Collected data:

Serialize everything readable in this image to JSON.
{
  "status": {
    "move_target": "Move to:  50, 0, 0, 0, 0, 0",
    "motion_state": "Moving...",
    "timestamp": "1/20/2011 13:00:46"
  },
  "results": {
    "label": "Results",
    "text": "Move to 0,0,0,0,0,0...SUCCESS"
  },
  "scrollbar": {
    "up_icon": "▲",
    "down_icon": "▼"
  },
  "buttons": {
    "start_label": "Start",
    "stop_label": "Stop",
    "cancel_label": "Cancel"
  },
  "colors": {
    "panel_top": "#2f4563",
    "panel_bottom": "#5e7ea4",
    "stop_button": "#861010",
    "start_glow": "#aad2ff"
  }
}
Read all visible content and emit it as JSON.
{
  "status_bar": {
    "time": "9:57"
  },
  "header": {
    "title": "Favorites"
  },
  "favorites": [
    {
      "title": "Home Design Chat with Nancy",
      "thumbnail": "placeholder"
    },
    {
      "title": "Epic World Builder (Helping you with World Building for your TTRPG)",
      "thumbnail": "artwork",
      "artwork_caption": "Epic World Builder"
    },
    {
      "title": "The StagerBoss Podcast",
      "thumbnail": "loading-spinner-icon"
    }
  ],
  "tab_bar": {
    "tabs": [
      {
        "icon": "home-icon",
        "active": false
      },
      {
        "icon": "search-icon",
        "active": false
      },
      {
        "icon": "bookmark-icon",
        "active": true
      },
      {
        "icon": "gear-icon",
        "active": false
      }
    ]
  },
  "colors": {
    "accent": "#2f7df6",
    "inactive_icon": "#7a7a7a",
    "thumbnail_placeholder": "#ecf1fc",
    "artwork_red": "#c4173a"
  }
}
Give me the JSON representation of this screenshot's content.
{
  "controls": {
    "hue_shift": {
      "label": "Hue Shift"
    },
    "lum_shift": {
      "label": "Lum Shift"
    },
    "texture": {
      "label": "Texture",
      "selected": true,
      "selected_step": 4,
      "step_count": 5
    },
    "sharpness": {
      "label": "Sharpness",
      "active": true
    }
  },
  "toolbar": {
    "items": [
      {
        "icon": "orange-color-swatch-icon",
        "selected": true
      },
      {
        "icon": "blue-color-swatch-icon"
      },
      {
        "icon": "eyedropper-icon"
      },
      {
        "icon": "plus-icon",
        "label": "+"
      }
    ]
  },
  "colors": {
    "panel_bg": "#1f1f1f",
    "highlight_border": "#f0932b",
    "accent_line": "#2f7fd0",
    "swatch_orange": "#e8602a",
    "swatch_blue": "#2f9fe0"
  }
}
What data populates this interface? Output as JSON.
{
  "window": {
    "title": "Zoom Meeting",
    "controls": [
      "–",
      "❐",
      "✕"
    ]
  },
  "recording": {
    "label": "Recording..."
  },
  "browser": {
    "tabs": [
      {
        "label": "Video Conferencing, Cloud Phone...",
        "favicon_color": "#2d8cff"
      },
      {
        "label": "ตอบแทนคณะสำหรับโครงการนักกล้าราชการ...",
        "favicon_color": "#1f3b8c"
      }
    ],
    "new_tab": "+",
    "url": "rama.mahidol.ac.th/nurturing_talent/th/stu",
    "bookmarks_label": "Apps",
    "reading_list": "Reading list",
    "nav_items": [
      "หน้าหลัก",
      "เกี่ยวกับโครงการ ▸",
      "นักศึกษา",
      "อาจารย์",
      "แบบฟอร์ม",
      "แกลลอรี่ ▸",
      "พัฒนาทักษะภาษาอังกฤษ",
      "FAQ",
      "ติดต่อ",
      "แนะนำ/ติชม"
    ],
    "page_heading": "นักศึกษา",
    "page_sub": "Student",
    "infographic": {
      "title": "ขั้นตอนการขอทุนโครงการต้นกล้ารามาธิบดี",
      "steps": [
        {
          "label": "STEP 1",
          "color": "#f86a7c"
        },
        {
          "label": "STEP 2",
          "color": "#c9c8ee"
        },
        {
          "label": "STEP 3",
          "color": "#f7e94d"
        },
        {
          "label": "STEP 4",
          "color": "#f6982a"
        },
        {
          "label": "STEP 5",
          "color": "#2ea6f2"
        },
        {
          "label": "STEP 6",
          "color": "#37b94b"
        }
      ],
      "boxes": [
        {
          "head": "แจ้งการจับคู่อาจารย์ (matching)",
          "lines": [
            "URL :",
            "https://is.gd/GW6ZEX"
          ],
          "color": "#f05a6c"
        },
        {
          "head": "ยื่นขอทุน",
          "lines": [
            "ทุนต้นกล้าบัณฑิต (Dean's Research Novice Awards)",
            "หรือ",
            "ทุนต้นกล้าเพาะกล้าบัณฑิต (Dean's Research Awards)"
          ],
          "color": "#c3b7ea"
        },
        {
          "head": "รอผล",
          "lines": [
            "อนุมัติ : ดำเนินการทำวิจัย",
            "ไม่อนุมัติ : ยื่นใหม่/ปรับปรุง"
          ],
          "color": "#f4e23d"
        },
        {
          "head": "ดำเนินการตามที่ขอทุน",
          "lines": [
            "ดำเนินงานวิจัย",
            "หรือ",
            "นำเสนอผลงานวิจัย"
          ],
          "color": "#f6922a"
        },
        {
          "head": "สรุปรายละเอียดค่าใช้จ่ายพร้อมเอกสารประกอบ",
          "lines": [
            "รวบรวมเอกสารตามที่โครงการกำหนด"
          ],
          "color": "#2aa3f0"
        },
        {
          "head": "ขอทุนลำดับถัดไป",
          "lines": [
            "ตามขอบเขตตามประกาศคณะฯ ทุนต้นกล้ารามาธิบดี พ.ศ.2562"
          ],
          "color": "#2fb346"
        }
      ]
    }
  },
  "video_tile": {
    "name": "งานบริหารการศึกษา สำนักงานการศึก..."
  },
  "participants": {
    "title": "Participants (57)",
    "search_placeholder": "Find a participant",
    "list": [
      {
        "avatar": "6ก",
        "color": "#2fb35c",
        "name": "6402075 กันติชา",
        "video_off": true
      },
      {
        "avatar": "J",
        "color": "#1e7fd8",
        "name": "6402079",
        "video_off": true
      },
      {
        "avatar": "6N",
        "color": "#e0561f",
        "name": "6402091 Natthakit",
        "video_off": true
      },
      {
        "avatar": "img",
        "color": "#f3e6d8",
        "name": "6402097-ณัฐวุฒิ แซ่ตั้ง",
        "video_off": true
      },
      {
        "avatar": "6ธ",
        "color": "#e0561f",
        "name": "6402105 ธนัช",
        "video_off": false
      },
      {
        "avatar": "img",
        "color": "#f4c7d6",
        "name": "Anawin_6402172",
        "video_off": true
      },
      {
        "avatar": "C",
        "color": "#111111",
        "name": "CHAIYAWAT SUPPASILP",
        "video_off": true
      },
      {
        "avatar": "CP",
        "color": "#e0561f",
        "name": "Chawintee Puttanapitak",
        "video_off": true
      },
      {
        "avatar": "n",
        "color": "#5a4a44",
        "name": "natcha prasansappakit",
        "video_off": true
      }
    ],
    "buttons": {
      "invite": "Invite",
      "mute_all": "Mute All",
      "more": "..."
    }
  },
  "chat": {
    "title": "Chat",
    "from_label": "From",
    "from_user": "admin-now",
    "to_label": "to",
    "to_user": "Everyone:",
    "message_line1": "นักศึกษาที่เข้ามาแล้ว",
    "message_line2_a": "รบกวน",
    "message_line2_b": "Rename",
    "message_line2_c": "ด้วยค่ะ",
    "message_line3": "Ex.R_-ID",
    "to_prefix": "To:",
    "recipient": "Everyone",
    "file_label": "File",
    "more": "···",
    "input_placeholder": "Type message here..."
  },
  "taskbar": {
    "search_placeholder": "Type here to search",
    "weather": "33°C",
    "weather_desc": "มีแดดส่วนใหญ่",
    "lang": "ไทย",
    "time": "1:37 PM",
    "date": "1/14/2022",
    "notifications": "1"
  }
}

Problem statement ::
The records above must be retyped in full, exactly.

Solution ::
Serialize everything readable in this image to JSON.
{
  "status": {
    "move_target": "Move to:  50, 0, 0, 0, 0, 0",
    "motion_state": "Moving...",
    "timestamp": "1/20/2011 13:00:46"
  },
  "results": {
    "label": "Results",
    "text": "Move to 0,0,0,0,0,0...SUCCESS"
  },
  "scrollbar": {
    "up_icon": "▲",
    "down_icon": "▼"
  },
  "buttons": {
    "start_label": "Start",
    "stop_label": "Stop",
    "cancel_label": "Cancel"
  },
  "colors": {
    "panel_top": "#2f4563",
    "panel_bottom": "#5e7ea4",
    "stop_button": "#861010",
    "start_glow": "#aad2ff"
  }
}
Read all visible content and emit it as JSON.
{
  "status_bar": {
    "time": "9:57"
  },
  "header": {
    "title": "Favorites"
  },
  "favorites": [
    {
      "title": "Home Design Chat with Nancy",
      "thumbnail": "placeholder"
    },
    {
      "title": "Epic World Builder (Helping you with World Building for your TTRPG)",
      "thumbnail": "artwork",
      "artwork_caption": "Epic World Builder"
    },
    {
      "title": "The StagerBoss Podcast",
      "thumbnail": "loading-spinner-icon"
    }
  ],
  "tab_bar": {
    "tabs": [
      {
        "icon": "home-icon",
        "active": false
      },
      {
        "icon": "search-icon",
        "active": false
      },
      {
        "icon": "bookmark-icon",
        "active": true
      },
      {
        "icon": "gear-icon",
        "active": false
      }
    ]
  },
  "colors": {
    "accent": "#2f7df6",
    "inactive_icon": "#7a7a7a",
    "thumbnail_placeholder": "#ecf1fc",
    "artwork_red": "#c4173a"
  }
}
Give me the JSON representation of this screenshot's content.
{
  "controls": {
    "hue_shift": {
      "label": "Hue Shift"
    },
    "lum_shift": {
      "label": "Lum Shift"
    },
    "texture": {
      "label": "Texture",
      "selected": true,
      "selected_step": 4,
      "step_count": 5
    },
    "sharpness": {
      "label": "Sharpness",
      "active": true
    }
  },
  "toolbar": {
    "items": [
      {
        "icon": "orange-color-swatch-icon",
        "selected": true
      },
      {
        "icon": "blue-color-swatch-icon"
      },
      {
        "icon": "eyedropper-icon"
      },
      {
        "icon": "plus-icon",
        "label": "+"
      }
    ]
  },
  "colors": {
    "panel_bg": "#1f1f1f",
    "highlight_border": "#f0932b",
    "accent_line": "#2f7fd0",
    "swatch_orange": "#e8602a",
    "swatch_blue": "#2f9fe0"
  }
}
What data populates this interface? Output as JSON.
{
  "window": {
    "title": "Zoom Meeting",
    "controls": [
      "–",
      "❐",
      "✕"
    ]
  },
  "recording": {
    "label": "Recording..."
  },
  "browser": {
    "tabs": [
      {
        "label": "Video Conferencing, Cloud Phone...",
        "favicon_color": "#2d8cff"
      },
      {
        "label": "ตอบแทนคณะสำหรับโครงการนักกล้าราชการ...",
        "favicon_color": "#1f3b8c"
      }
    ],
    "new_tab": "+",
    "url": "rama.mahidol.ac.th/nurturing_talent/th/stu",
    "bookmarks_label": "Apps",
    "reading_list": "Reading list",
    "nav_items": [
      "หน้าหลัก",
      "เกี่ยวกับโครงการ ▸",
      "นักศึกษา",
      "อาจารย์",
      "แบบฟอร์ม",
      "แกลลอรี่ ▸",
      "พัฒนาทักษะภาษาอังกฤษ",
      "FAQ",
      "ติดต่อ",
      "แนะนำ/ติชม"
    ],
    "page_heading": "นักศึกษา",
    "page_sub": "Student",
    "infographic": {
      "title": "ขั้นตอนการขอทุนโครงการต้นกล้ารามาธิบดี",
      "steps": [
        {
          "label": "STEP 1",
          "color": "#f86a7c"
        },
        {
          "label": "STEP 2",
          "color": "#c9c8ee"
        },
        {
          "label": "STEP 3",
          "color": "#f7e94d"
        },
        {
          "label": "STEP 4",
          "color": "#f6982a"
        },
        {
          "label": "STEP 5",
          "color": "#2ea6f2"
        },
        {
          "label": "STEP 6",
          "color": "#37b94b"
        }
      ],
      "boxes": [
        {
          "head": "แจ้งการจับคู่อาจารย์ (matching)",
          "lines": [
            "URL :",
            "https://is.gd/GW6ZEX"
          ],
          "color": "#f05a6c"
        },
        {
          "head": "ยื่นขอทุน",
          "lines": [
            "ทุนต้นกล้าบัณฑิต (Dean's Research Novice Awards)",
            "หรือ",
            "ทุนต้นกล้าเพาะกล้าบัณฑิต (Dean's Research Awards)"
          ],
          "color": "#c3b7ea"
        },
        {
          "head": "รอผล",
          "lines": [
            "อนุมัติ : ดำเนินการทำวิจัย",
            "ไม่อนุมัติ : ยื่นใหม่/ปรับปรุง"
          ],
          "color": "#f4e23d"
        },
        {
          "head": "ดำเนินการตามที่ขอทุน",
          "lines": [
            "ดำเนินงานวิจัย",
            "หรือ",
            "นำเสนอผลงานวิจัย"
          ],
          "color": "#f6922a"
        },
        {
          "head": "สรุปรายละเอียดค่าใช้จ่ายพร้อมเอกสารประกอบ",
          "lines": [
            "รวบรวมเอกสารตามที่โครงการกำหนด"
          ],
          "color": "#2aa3f0"
        },
        {
          "head": "ขอทุนลำดับถัดไป",
          "lines": [
            "ตามขอบเขตตามประกาศคณะฯ ทุนต้นกล้ารามาธิบดี พ.ศ.2562"
          ],
          "color": "#2fb346"
        }
      ]
    }
  },
  "video_tile": {
    "name": "งานบริหารการศึกษา สำนักงานการศึก..."
  },
  "participants": {
    "title": "Participants (57)",
    "search_placeholder": "Find a participant",
    "list": [
      {
        "avatar": "6ก",
        "color": "#2fb35c",
        "name": "6402075 กันติชา",
        "video_off": true
      },
      {
        "avatar": "J",
        "color": "#1e7fd8",
        "name": "6402079",
        "video_off": true
      },
      {
        "avatar": "6N",
        "color": "#e0561f",
        "name": "6402091 Natthakit",
        "video_off": true
      },
      {
        "avatar": "img",
        "color": "#f3e6d8",
        "name": "6402097-ณัฐวุฒิ แซ่ตั้ง",
        "video_off": true
      },
      {
        "avatar": "6ธ",
        "color": "#e0561f",
        "name": "6402105 ธนัช",
        "video_off": false
      },
      {
        "avatar": "img",
        "color": "#f4c7d6",
        "name": "Anawin_6402172",
        "video_off": true
      },
      {
        "avatar": "C",
        "color": "#111111",
        "name": "CHAIYAWAT SUPPASILP",
        "video_off": true
      },
      {
        "avatar": "CP",
        "color": "#e0561f",
        "name": "Chawintee Puttanapitak",
        "video_off": true
      },
      {
        "avatar": "n",
        "color": "#5a4a44",
        "name": "natcha prasansappakit",
        "video_off": true
      }
    ],
    "buttons": {
      "invite": "Invite",
      "mute_all": "Mute All",
      "more": "..."
    }
  },
  "chat": {
    "title": "Chat",
    "from_label": "From",
    "from_user": "admin-now",
    "to_label": "to",
    "to_user": "Everyone:",
    "message_line1": "นักศึกษาที่เข้ามาแล้ว",
    "message_line2_a": "รบกวน",
    "message_line2_b": "Rename",
    "message_line2_c": "ด้วยค่ะ",
    "message_line3": "Ex.R_-ID",
    "to_prefix": "To:",
    "recipient": "Everyone",
    "file_label": "File",
    "more": "···",
    "input_placeholder": "Type message here..."
  },
  "taskbar": {
    "search_placeholder": "Type here to search",
    "weather": "33°C",
    "weather_desc": "มีแดดส่วนใหญ่",
    "lang": "ไทย",
    "time": "1:37 PM",
    "date": "1/14/2022",
    "notifications": "1"
  }
}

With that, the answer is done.